(Beginning of Source data)

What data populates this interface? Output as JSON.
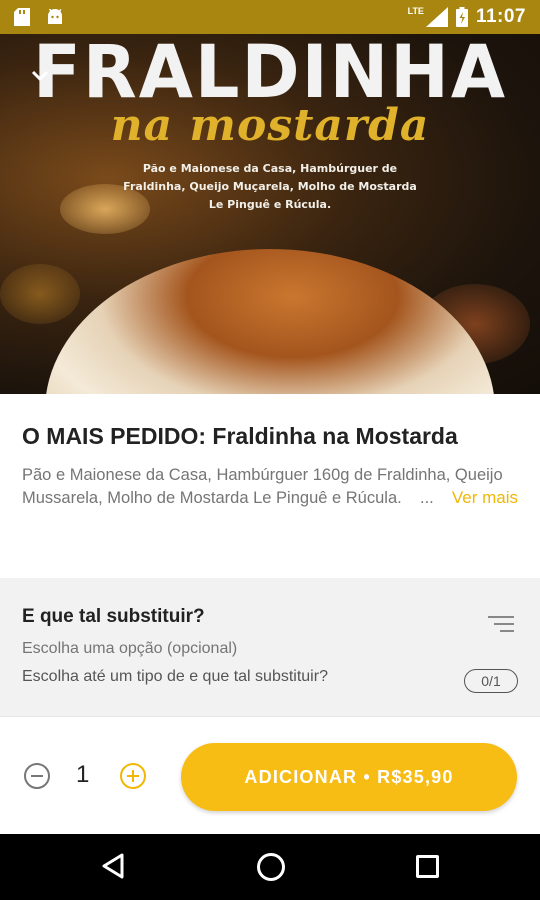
{
  "status_bar": {
    "time": "11:07",
    "network": "LTE",
    "icons": [
      "sd-card-icon",
      "android-icon",
      "signal-icon",
      "battery-icon"
    ]
  },
  "hero": {
    "title": "FRALDINHA",
    "subtitle": "na mostarda",
    "description": "Pão e Maionese da Casa, Hambúrguer de Fraldinha, Queijo Muçarela, Molho de Mostarda Le Pinguê e Rúcula."
  },
  "product": {
    "title": "O MAIS PEDIDO: Fraldinha na Mostarda",
    "description": "Pão e Maionese da Casa, Hambúrguer 160g de Fraldinha, Queijo Mussarela, Molho de Mostarda Le Pinguê e Rúcula.",
    "ellipsis": "...",
    "see_more": "Ver mais"
  },
  "option_group": {
    "title": "E que tal substituir?",
    "subtitle": "Escolha uma opção (opcional)",
    "instruction": "Escolha até um tipo de e que tal substituir?",
    "counter": "0/1"
  },
  "cart": {
    "quantity": "1",
    "add_label": "ADICIONAR • R$35,90"
  },
  "colors": {
    "status_bar": "#a8860f",
    "accent": "#f7bd14",
    "see_more": "#f2b705",
    "option_bg": "#f2f2f2"
  }
}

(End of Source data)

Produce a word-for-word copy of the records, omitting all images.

What data populates this interface? Output as JSON.
{
  "status_bar": {
    "time": "11:07",
    "network": "LTE",
    "icons": [
      "sd-card-icon",
      "android-icon",
      "signal-icon",
      "battery-icon"
    ]
  },
  "hero": {
    "title": "FRALDINHA",
    "subtitle": "na mostarda",
    "description": "Pão e Maionese da Casa, Hambúrguer de Fraldinha, Queijo Muçarela, Molho de Mostarda Le Pinguê e Rúcula."
  },
  "product": {
    "title": "O MAIS PEDIDO: Fraldinha na Mostarda",
    "description": "Pão e Maionese da Casa, Hambúrguer 160g de Fraldinha, Queijo Mussarela, Molho de Mostarda Le Pinguê e Rúcula.",
    "ellipsis": "...",
    "see_more": "Ver mais"
  },
  "option_group": {
    "title": "E que tal substituir?",
    "subtitle": "Escolha uma opção (opcional)",
    "instruction": "Escolha até um tipo de e que tal substituir?",
    "counter": "0/1"
  },
  "cart": {
    "quantity": "1",
    "add_label": "ADICIONAR • R$35,90"
  },
  "colors": {
    "status_bar": "#a8860f",
    "accent": "#f7bd14",
    "see_more": "#f2b705",
    "option_bg": "#f2f2f2"
  }
}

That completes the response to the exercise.